More months went by.
While on a visit home, Rajeev and I visited the Peppara Dam, not far from the Neyyar wildlife sanctuary. We had to meet forest officials there to secure permission for a hike to the 6237 ft high-Agastyakoodam peak (https://shyamgopan.wordpress.com/2014/08/09/a-trek-and-a-tea-story-part-1/).
We hired a three-wheeled autorickshaw to take us from Vidura to Peppara. Shahajad, who drove the vehicle on that lonely road, kept talking of elephants showing up. I asked him about Kolakolli and he said, the tusker had been penned not far from where we were. Shahajad’s version of the story and indeed the versions I heard subsequently from people in the area, featured a twist to the tale. They all highlighted Kolakolli’s love for liquor. The animal which regularly raided brewing dens deep in the jungle had become addicted to it. In captivity it couldn’t get the brew, experienced withdrawal symptoms and grew violent. To calm it, tranquilizer shots were used. But somewhere along the line, they said, the addict’s body had proved too weak to withstand the chemicals. The elephant died. That was the locals’ take on the turn of events. According to Wikipedia, the captured elephant was sent for training but died a few days later “ reportedly due to cardiac arrest.’’ Kolakolli seemed to have died a legend for apart from the media attention it garnered, there was at least one person – a man we picked up on that lonely road from Vidura to Peppara – who claimed that the hunters had captured the wrong animal.
The real Kolakolli is still alive, he declared sarcastically.
Suddenly the vehicle’s engine sounded like isolation personified in my head.
It was a narrow, winding road with long stretches of potholes and not one vehicle had passed us in a long time.
On both sides, it was forest.
I knew the man was joking. He was probably a cynic. In India, condemned to the matrix of too many people, undying feudalism and everyone wanting to be somebody just to show off power, the tradition of bad administration quickly makes cynics of people. So many problems haven’t ended despite repeated official pronouncements that they will. Why should Kolakolli be exception? I suspect that’s the rut that man fell into. But the thing about elephants is that their behavior is so unlike their obvious size. They are capable of subtlety, quietly standing by and watching in that tradition of the jungle itself while man – so full of the self – will walk by as I did on that hike or drive past as I was doing now. I could call this the ` Kolakolli metaphor’ for at various stages in my life, spanning career as journalist to wannabe climber, I noticed the world well only at times of ego crushed.
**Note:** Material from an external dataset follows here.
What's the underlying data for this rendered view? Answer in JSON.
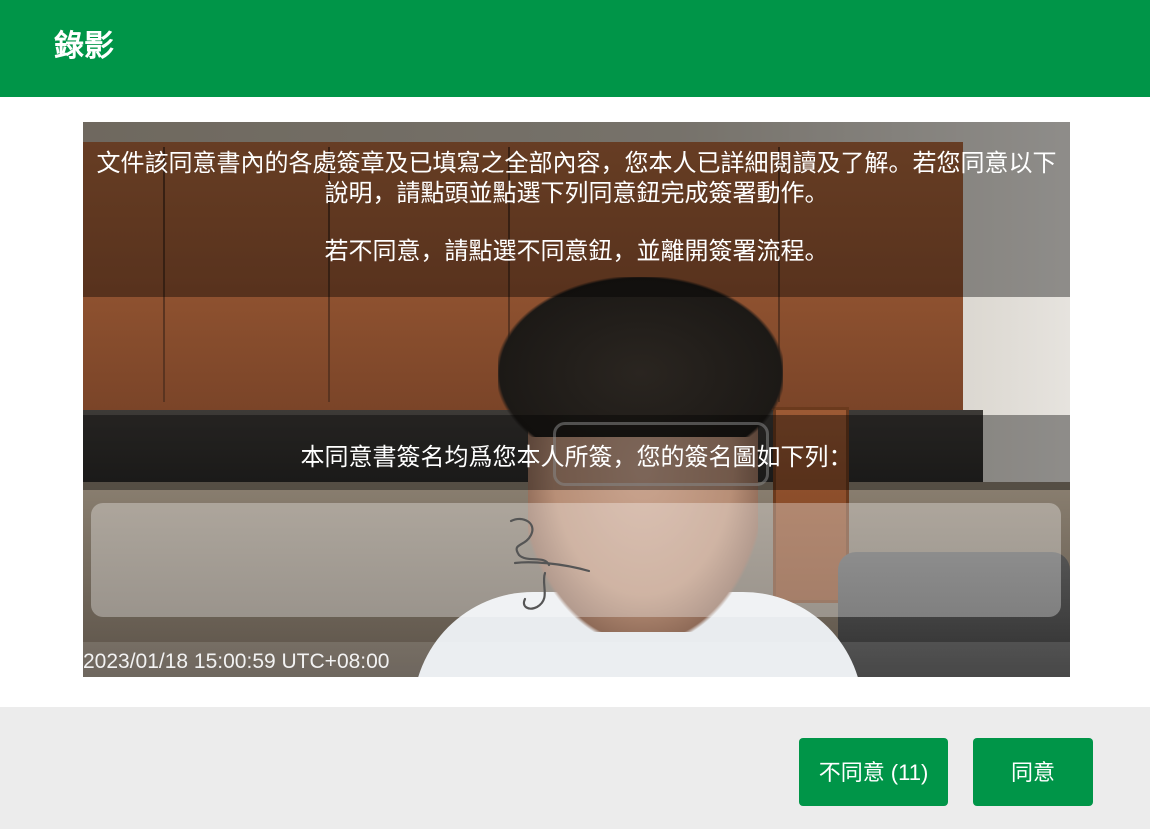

As they say, everyone sees but to notice, the mind must have room for it.
Somewhere along the way, our three-wheeler paused to let the man get off.
After he had vanished into the wooded surroundings – as characters always do in such stories – Shahajad turned around and said, “ that man is much older than me, so I couldn’t talk back. Kolakolli is dead. No doubt about it.’’
(The author, Shyam G Menon, is a freelance journalist based in Mumbai. The incidents mentioned in this article happened some years ago.)